Start of Block
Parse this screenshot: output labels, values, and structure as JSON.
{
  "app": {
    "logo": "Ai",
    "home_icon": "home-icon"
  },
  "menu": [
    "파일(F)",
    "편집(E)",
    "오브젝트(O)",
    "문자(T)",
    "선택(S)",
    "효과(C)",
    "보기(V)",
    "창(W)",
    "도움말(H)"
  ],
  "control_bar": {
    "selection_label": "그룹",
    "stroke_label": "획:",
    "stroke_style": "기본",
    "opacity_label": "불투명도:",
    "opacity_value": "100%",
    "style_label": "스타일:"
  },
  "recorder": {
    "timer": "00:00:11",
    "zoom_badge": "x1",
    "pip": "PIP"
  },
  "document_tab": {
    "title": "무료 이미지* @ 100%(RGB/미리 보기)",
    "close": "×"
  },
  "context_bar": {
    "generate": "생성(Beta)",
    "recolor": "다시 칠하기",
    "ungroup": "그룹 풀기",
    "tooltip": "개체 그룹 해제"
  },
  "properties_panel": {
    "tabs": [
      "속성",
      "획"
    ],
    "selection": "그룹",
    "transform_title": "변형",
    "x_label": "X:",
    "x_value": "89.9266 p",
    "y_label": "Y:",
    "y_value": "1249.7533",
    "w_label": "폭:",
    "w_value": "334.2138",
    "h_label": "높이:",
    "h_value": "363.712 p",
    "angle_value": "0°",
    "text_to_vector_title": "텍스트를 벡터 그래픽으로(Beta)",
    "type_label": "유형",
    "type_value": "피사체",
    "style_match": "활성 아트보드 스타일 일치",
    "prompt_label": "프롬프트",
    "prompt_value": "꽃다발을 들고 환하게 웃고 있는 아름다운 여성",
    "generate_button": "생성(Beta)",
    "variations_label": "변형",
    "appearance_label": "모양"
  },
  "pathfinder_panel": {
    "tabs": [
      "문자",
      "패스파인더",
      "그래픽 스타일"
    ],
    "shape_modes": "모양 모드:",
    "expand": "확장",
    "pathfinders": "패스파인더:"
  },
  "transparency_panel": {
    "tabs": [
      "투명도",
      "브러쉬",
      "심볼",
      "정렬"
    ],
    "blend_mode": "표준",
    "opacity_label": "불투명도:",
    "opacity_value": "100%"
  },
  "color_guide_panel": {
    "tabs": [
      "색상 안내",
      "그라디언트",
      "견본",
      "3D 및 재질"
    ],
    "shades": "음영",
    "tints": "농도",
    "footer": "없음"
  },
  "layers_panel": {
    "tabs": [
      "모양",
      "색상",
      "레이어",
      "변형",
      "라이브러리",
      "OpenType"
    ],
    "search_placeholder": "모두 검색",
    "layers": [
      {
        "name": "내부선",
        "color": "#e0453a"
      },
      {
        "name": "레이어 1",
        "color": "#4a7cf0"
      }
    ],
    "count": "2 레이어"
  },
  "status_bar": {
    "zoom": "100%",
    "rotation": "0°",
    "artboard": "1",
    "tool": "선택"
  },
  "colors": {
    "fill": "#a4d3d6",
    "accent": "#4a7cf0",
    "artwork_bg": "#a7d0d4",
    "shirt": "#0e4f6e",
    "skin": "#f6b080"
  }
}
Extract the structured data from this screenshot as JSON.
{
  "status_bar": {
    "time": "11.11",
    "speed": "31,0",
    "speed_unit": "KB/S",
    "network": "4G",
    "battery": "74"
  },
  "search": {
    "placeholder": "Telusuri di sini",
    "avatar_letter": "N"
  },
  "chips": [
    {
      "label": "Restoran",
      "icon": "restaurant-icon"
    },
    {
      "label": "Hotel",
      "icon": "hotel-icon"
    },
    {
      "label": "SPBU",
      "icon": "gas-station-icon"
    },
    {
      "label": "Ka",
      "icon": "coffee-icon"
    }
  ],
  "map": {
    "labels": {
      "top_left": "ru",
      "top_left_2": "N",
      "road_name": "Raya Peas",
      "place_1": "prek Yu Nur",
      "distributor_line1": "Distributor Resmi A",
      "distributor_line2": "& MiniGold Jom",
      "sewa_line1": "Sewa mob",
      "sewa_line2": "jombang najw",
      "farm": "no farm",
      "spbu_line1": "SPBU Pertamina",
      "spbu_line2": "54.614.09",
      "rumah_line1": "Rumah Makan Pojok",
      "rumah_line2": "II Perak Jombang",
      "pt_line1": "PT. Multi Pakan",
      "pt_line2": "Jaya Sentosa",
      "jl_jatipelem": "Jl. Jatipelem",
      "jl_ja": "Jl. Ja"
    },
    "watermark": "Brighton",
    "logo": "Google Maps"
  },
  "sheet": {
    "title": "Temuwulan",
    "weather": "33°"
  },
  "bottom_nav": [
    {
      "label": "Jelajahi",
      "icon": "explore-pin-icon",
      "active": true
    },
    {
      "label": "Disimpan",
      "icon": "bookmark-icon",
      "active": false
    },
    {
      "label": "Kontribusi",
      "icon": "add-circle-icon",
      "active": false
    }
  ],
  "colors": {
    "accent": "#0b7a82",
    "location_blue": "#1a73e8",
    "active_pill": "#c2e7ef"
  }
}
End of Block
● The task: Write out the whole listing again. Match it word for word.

● Written answer:
Parse this screenshot: output labels, values, and structure as JSON.
{
  "app": {
    "logo": "Ai",
    "home_icon": "home-icon"
  },
  "menu": [
    "파일(F)",
    "편집(E)",
    "오브젝트(O)",
    "문자(T)",
    "선택(S)",
    "효과(C)",
    "보기(V)",
    "창(W)",
    "도움말(H)"
  ],
  "control_bar": {
    "selection_label": "그룹",
    "stroke_label": "획:",
    "stroke_style": "기본",
    "opacity_label": "불투명도:",
    "opacity_value": "100%",
    "style_label": "스타일:"
  },
  "recorder": {
    "timer": "00:00:11",
    "zoom_badge": "x1",
    "pip": "PIP"
  },
  "document_tab": {
    "title": "무료 이미지* @ 100%(RGB/미리 보기)",
    "close": "×"
  },
  "context_bar": {
    "generate": "생성(Beta)",
    "recolor": "다시 칠하기",
    "ungroup": "그룹 풀기",
    "tooltip": "개체 그룹 해제"
  },
  "properties_panel": {
    "tabs": [
      "속성",
      "획"
    ],
    "selection": "그룹",
    "transform_title": "변형",
    "x_label": "X:",
    "x_value": "89.9266 p",
    "y_label": "Y:",
    "y_value": "1249.7533",
    "w_label": "폭:",
    "w_value": "334.2138",
    "h_label": "높이:",
    "h_value": "363.712 p",
    "angle_value": "0°",
    "text_to_vector_title": "텍스트를 벡터 그래픽으로(Beta)",
    "type_label": "유형",
    "type_value": "피사체",
    "style_match": "활성 아트보드 스타일 일치",
    "prompt_label": "프롬프트",
    "prompt_value": "꽃다발을 들고 환하게 웃고 있는 아름다운 여성",
    "generate_button": "생성(Beta)",
    "variations_label": "변형",
    "appearance_label": "모양"
  },
  "pathfinder_panel": {
    "tabs": [
      "문자",
      "패스파인더",
      "그래픽 스타일"
    ],
    "shape_modes": "모양 모드:",
    "expand": "확장",
    "pathfinders": "패스파인더:"
  },
  "transparency_panel": {
    "tabs": [
      "투명도",
      "브러쉬",
      "심볼",
      "정렬"
    ],
    "blend_mode": "표준",
    "opacity_label": "불투명도:",
    "opacity_value": "100%"
  },
  "color_guide_panel": {
    "tabs": [
      "색상 안내",
      "그라디언트",
      "견본",
      "3D 및 재질"
    ],
    "shades": "음영",
    "tints": "농도",
    "footer": "없음"
  },
  "layers_panel": {
    "tabs": [
      "모양",
      "색상",
      "레이어",
      "변형",
      "라이브러리",
      "OpenType"
    ],
    "search_placeholder": "모두 검색",
    "layers": [
      {
        "name": "내부선",
        "color": "#e0453a"
      },
      {
        "name": "레이어 1",
        "color": "#4a7cf0"
      }
    ],
    "count": "2 레이어"
  },
  "status_bar": {
    "zoom": "100%",
    "rotation": "0°",
    "artboard": "1",
    "tool": "선택"
  },
  "colors": {
    "fill": "#a4d3d6",
    "accent": "#4a7cf0",
    "artwork_bg": "#a7d0d4",
    "shirt": "#0e4f6e",
    "skin": "#f6b080"
  }
}
Extract the structured data from this screenshot as JSON.
{
  "status_bar": {
    "time": "11.11",
    "speed": "31,0",
    "speed_unit": "KB/S",
    "network": "4G",
    "battery": "74"
  },
  "search": {
    "placeholder": "Telusuri di sini",
    "avatar_letter": "N"
  },
  "chips": [
    {
      "label": "Restoran",
      "icon": "restaurant-icon"
    },
    {
      "label": "Hotel",
      "icon": "hotel-icon"
    },
    {
      "label": "SPBU",
      "icon": "gas-station-icon"
    },
    {
      "label": "Ka",
      "icon": "coffee-icon"
    }
  ],
  "map": {
    "labels": {
      "top_left": "ru",
      "top_left_2": "N",
      "road_name": "Raya Peas",
      "place_1": "prek Yu Nur",
      "distributor_line1": "Distributor Resmi A",
      "distributor_line2": "& MiniGold Jom",
      "sewa_line1": "Sewa mob",
      "sewa_line2": "jombang najw",
      "farm": "no farm",
      "spbu_line1": "SPBU Pertamina",
      "spbu_line2": "54.614.09",
      "rumah_line1": "Rumah Makan Pojok",
      "rumah_line2": "II Perak Jombang",
      "pt_line1": "PT. Multi Pakan",
      "pt_line2": "Jaya Sentosa",
      "jl_jatipelem": "Jl. Jatipelem",
      "jl_ja": "Jl. Ja"
    },
    "watermark": "Brighton",
    "logo": "Google Maps"
  },
  "sheet": {
    "title": "Temuwulan",
    "weather": "33°"
  },
  "bottom_nav": [
    {
      "label": "Jelajahi",
      "icon": "explore-pin-icon",
      "active": true
    },
    {
      "label": "Disimpan",
      "icon": "bookmark-icon",
      "active": false
    },
    {
      "label": "Kontribusi",
      "icon": "add-circle-icon",
      "active": false
    }
  ],
  "colors": {
    "accent": "#0b7a82",
    "location_blue": "#1a73e8",
    "active_pill": "#c2e7ef"
  }
}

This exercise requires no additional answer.